- Work to complete
Please report every line in the entries that contains the string "icon".

⁂

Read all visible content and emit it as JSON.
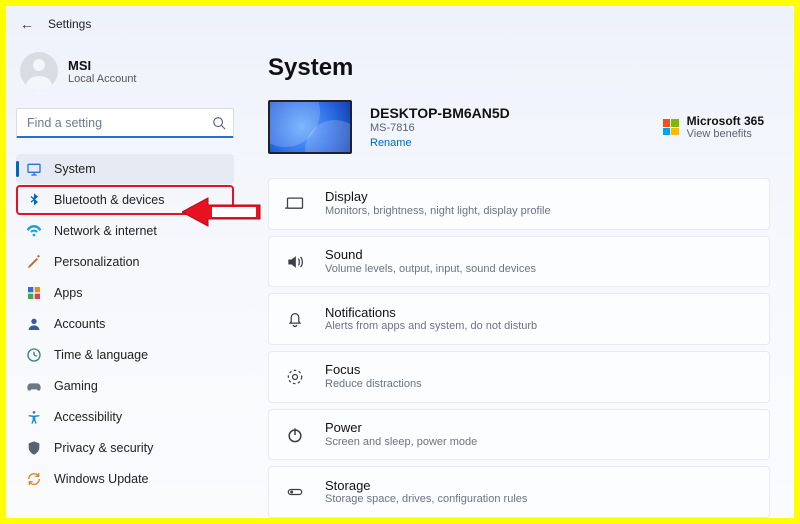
{
  "header": {
    "title": "Settings"
  },
  "user": {
    "name": "MSI",
    "subtitle": "Local Account"
  },
  "search": {
    "placeholder": "Find a setting"
  },
  "sidebar": {
    "items": [
      {
        "label": "System"
      },
      {
        "label": "Bluetooth & devices"
      },
      {
        "label": "Network & internet"
      },
      {
        "label": "Personalization"
      },
      {
        "label": "Apps"
      },
      {
        "label": "Accounts"
      },
      {
        "label": "Time & language"
      },
      {
        "label": "Gaming"
      },
      {
        "label": "Accessibility"
      },
      {
        "label": "Privacy & security"
      },
      {
        "label": "Windows Update"
      }
    ]
  },
  "page": {
    "title": "System",
    "device": {
      "name": "DESKTOP-BM6AN5D",
      "model": "MS-7816",
      "rename": "Rename"
    },
    "m365": {
      "title": "Microsoft 365",
      "sub": "View benefits"
    },
    "cards": [
      {
        "title": "Display",
        "sub": "Monitors, brightness, night light, display profile"
      },
      {
        "title": "Sound",
        "sub": "Volume levels, output, input, sound devices"
      },
      {
        "title": "Notifications",
        "sub": "Alerts from apps and system, do not disturb"
      },
      {
        "title": "Focus",
        "sub": "Reduce distractions"
      },
      {
        "title": "Power",
        "sub": "Screen and sleep, power mode"
      },
      {
        "title": "Storage",
        "sub": "Storage space, drives, configuration rules"
      }
    ]
  }
}
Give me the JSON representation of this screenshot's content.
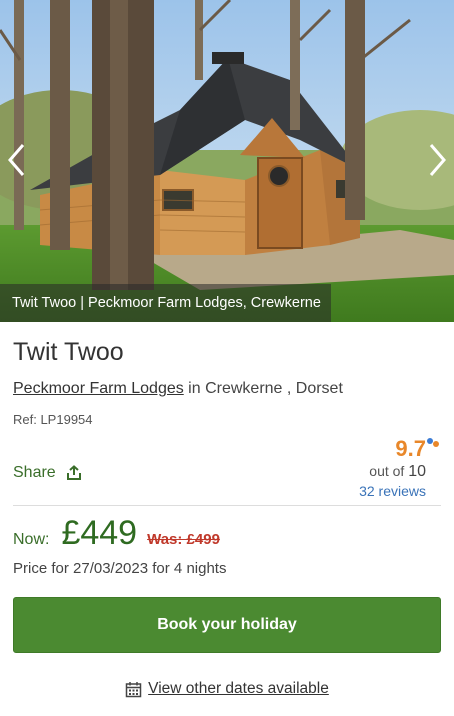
{
  "hero": {
    "caption": "Twit Twoo | Peckmoor Farm Lodges, Crewkerne",
    "prev_icon": "chevron-left-icon",
    "next_icon": "chevron-right-icon"
  },
  "property": {
    "title": "Twit Twoo",
    "site_link": "Peckmoor Farm Lodges",
    "location_rest": " in Crewkerne , Dorset",
    "ref": "Ref: LP19954"
  },
  "share": {
    "label": "Share",
    "icon": "share-icon"
  },
  "rating": {
    "score": "9.7",
    "out_of_prefix": "out of",
    "out_of_value": "10",
    "reviews": "32 reviews",
    "score_color": "#e8872a"
  },
  "price": {
    "now_label": "Now:",
    "now_value": "£449",
    "was": "Was: £499",
    "price_for": "Price for 27/03/2023 for 4 nights"
  },
  "cta": {
    "book_label": "Book your holiday",
    "color": "#4b8a31"
  },
  "dates": {
    "icon": "calendar-icon",
    "link": "View other dates available"
  }
}
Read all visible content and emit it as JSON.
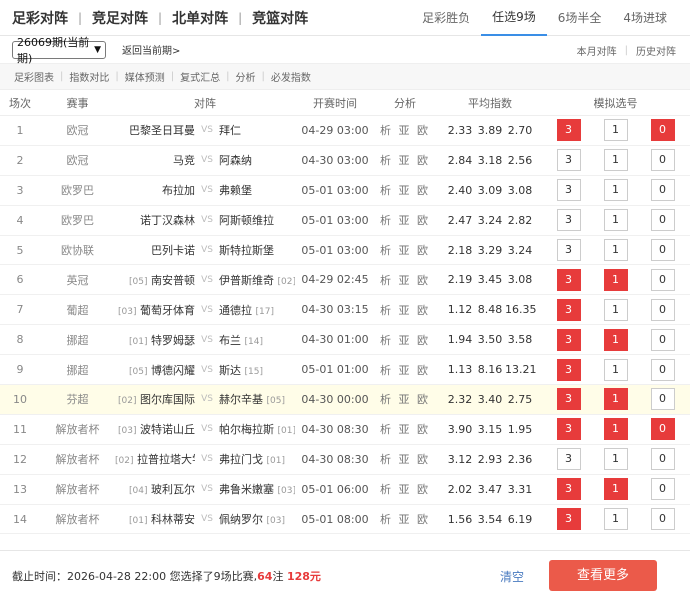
{
  "nav": [
    "足彩对阵",
    "竞足对阵",
    "北单对阵",
    "竞篮对阵"
  ],
  "tabs": [
    {
      "label": "足彩胜负",
      "active": false
    },
    {
      "label": "任选9场",
      "active": true
    },
    {
      "label": "6场半全",
      "active": false
    },
    {
      "label": "4场进球",
      "active": false
    }
  ],
  "period": {
    "value": "26069期(当前期)",
    "return_label": "返回当前期>"
  },
  "right_links": [
    "本月对阵",
    "历史对阵"
  ],
  "subnav": [
    "足彩图表",
    "指数对比",
    "媒体预测",
    "复式汇总",
    "分析",
    "必发指数"
  ],
  "columns": [
    "场次",
    "赛事",
    "对阵",
    "开赛时间",
    "分析",
    "平均指数",
    "模拟选号"
  ],
  "vs_label": "VS",
  "analysis_label": "析 亚 欧",
  "rows": [
    {
      "num": "1",
      "league": "欧冠",
      "home_rank": "",
      "home": "巴黎圣日耳曼",
      "away": "拜仁",
      "away_rank": "",
      "time": "04-29 03:00",
      "odds": [
        "2.33",
        "3.89",
        "2.70"
      ],
      "picks": [
        "3",
        "1",
        "0"
      ],
      "sel": [
        true,
        false,
        true
      ],
      "highlight": false
    },
    {
      "num": "2",
      "league": "欧冠",
      "home_rank": "",
      "home": "马竞",
      "away": "阿森纳",
      "away_rank": "",
      "time": "04-30 03:00",
      "odds": [
        "2.84",
        "3.18",
        "2.56"
      ],
      "picks": [
        "3",
        "1",
        "0"
      ],
      "sel": [
        false,
        false,
        false
      ],
      "highlight": false
    },
    {
      "num": "3",
      "league": "欧罗巴",
      "home_rank": "",
      "home": "布拉加",
      "away": "弗赖堡",
      "away_rank": "",
      "time": "05-01 03:00",
      "odds": [
        "2.40",
        "3.09",
        "3.08"
      ],
      "picks": [
        "3",
        "1",
        "0"
      ],
      "sel": [
        false,
        false,
        false
      ],
      "highlight": false
    },
    {
      "num": "4",
      "league": "欧罗巴",
      "home_rank": "",
      "home": "诺丁汉森林",
      "away": "阿斯顿维拉",
      "away_rank": "",
      "time": "05-01 03:00",
      "odds": [
        "2.47",
        "3.24",
        "2.82"
      ],
      "picks": [
        "3",
        "1",
        "0"
      ],
      "sel": [
        false,
        false,
        false
      ],
      "highlight": false
    },
    {
      "num": "5",
      "league": "欧协联",
      "home_rank": "",
      "home": "巴列卡诺",
      "away": "斯特拉斯堡",
      "away_rank": "",
      "time": "05-01 03:00",
      "odds": [
        "2.18",
        "3.29",
        "3.24"
      ],
      "picks": [
        "3",
        "1",
        "0"
      ],
      "sel": [
        false,
        false,
        false
      ],
      "highlight": false
    },
    {
      "num": "6",
      "league": "英冠",
      "home_rank": "[05]",
      "home": "南安普顿",
      "away": "伊普斯维奇",
      "away_rank": "[02]",
      "time": "04-29 02:45",
      "odds": [
        "2.19",
        "3.45",
        "3.08"
      ],
      "picks": [
        "3",
        "1",
        "0"
      ],
      "sel": [
        true,
        true,
        false
      ],
      "highlight": false
    },
    {
      "num": "7",
      "league": "葡超",
      "home_rank": "[03]",
      "home": "葡萄牙体育",
      "away": "通德拉",
      "away_rank": "[17]",
      "time": "04-30 03:15",
      "odds": [
        "1.12",
        "8.48",
        "16.35"
      ],
      "picks": [
        "3",
        "1",
        "0"
      ],
      "sel": [
        true,
        false,
        false
      ],
      "highlight": false
    },
    {
      "num": "8",
      "league": "挪超",
      "home_rank": "[01]",
      "home": "特罗姆瑟",
      "away": "布兰",
      "away_rank": "[14]",
      "time": "04-30 01:00",
      "odds": [
        "1.94",
        "3.50",
        "3.58"
      ],
      "picks": [
        "3",
        "1",
        "0"
      ],
      "sel": [
        true,
        true,
        false
      ],
      "highlight": false
    },
    {
      "num": "9",
      "league": "挪超",
      "home_rank": "[05]",
      "home": "博德闪耀",
      "away": "斯达",
      "away_rank": "[15]",
      "time": "05-01 01:00",
      "odds": [
        "1.13",
        "8.16",
        "13.21"
      ],
      "picks": [
        "3",
        "1",
        "0"
      ],
      "sel": [
        true,
        false,
        false
      ],
      "highlight": false
    },
    {
      "num": "10",
      "league": "芬超",
      "home_rank": "[02]",
      "home": "图尔库国际",
      "away": "赫尔辛基",
      "away_rank": "[05]",
      "time": "04-30 00:00",
      "odds": [
        "2.32",
        "3.40",
        "2.75"
      ],
      "picks": [
        "3",
        "1",
        "0"
      ],
      "sel": [
        true,
        true,
        false
      ],
      "highlight": true
    },
    {
      "num": "11",
      "league": "解放者杯",
      "home_rank": "[03]",
      "home": "波特诺山丘",
      "away": "帕尔梅拉斯",
      "away_rank": "[01]",
      "time": "04-30 08:30",
      "odds": [
        "3.90",
        "3.15",
        "1.95"
      ],
      "picks": [
        "3",
        "1",
        "0"
      ],
      "sel": [
        true,
        true,
        true
      ],
      "highlight": false
    },
    {
      "num": "12",
      "league": "解放者杯",
      "home_rank": "[02]",
      "home": "拉普拉塔大学生",
      "away": "弗拉门戈",
      "away_rank": "[01]",
      "time": "04-30 08:30",
      "odds": [
        "3.12",
        "2.93",
        "2.36"
      ],
      "picks": [
        "3",
        "1",
        "0"
      ],
      "sel": [
        false,
        false,
        false
      ],
      "highlight": false
    },
    {
      "num": "13",
      "league": "解放者杯",
      "home_rank": "[04]",
      "home": "玻利瓦尔",
      "away": "弗鲁米嫩塞",
      "away_rank": "[03]",
      "time": "05-01 06:00",
      "odds": [
        "2.02",
        "3.47",
        "3.31"
      ],
      "picks": [
        "3",
        "1",
        "0"
      ],
      "sel": [
        true,
        true,
        false
      ],
      "highlight": false
    },
    {
      "num": "14",
      "league": "解放者杯",
      "home_rank": "[01]",
      "home": "科林蒂安",
      "away": "佩纳罗尔",
      "away_rank": "[03]",
      "time": "05-01 08:00",
      "odds": [
        "1.56",
        "3.54",
        "6.19"
      ],
      "picks": [
        "3",
        "1",
        "0"
      ],
      "sel": [
        true,
        false,
        false
      ],
      "highlight": false
    }
  ],
  "footer": {
    "prefix": "截止时间：2026-04-28 22:00 您选择了9场比赛,",
    "count": "64",
    "unit": "注",
    "amount": "128元",
    "clear": "清空",
    "more": "查看更多"
  }
}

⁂

- Your solution
    "prev_icon": "chevron-left-icon",
    "next_icon": "chevron-right-icon"
    "icon": "share-icon"
    "icon": "calendar-icon",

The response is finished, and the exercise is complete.